Exercise instructions
A faithful retyping of every entry below is wanted, with images left out.

-- Material shown follows --

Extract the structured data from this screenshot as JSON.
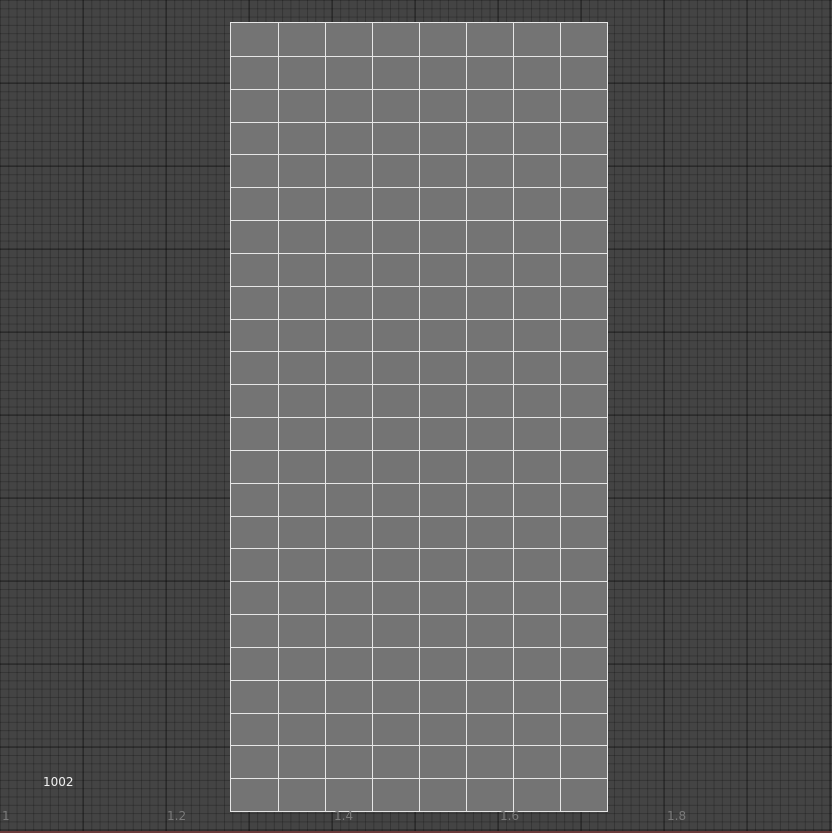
{
  "viewport": {
    "tile_label": "1002",
    "u_ticks": [
      "1",
      "1.2",
      "1.4",
      "1.6",
      "1.8"
    ],
    "colors": {
      "background": "#444444",
      "shell_fill": "#747474",
      "wire": "#e6e6e6",
      "tick_text": "#7a7a7a"
    }
  },
  "uv_shell": {
    "rows": 24,
    "columns": 8
  }
}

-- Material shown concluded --

Expected answer
Extract the structured data from this screenshot as JSON.
{
  "viewport": {
    "tile_label": "1002",
    "u_ticks": [
      "1",
      "1.2",
      "1.4",
      "1.6",
      "1.8"
    ],
    "colors": {
      "background": "#444444",
      "shell_fill": "#747474",
      "wire": "#e6e6e6",
      "tick_text": "#7a7a7a"
    }
  },
  "uv_shell": {
    "rows": 24,
    "columns": 8
  }
}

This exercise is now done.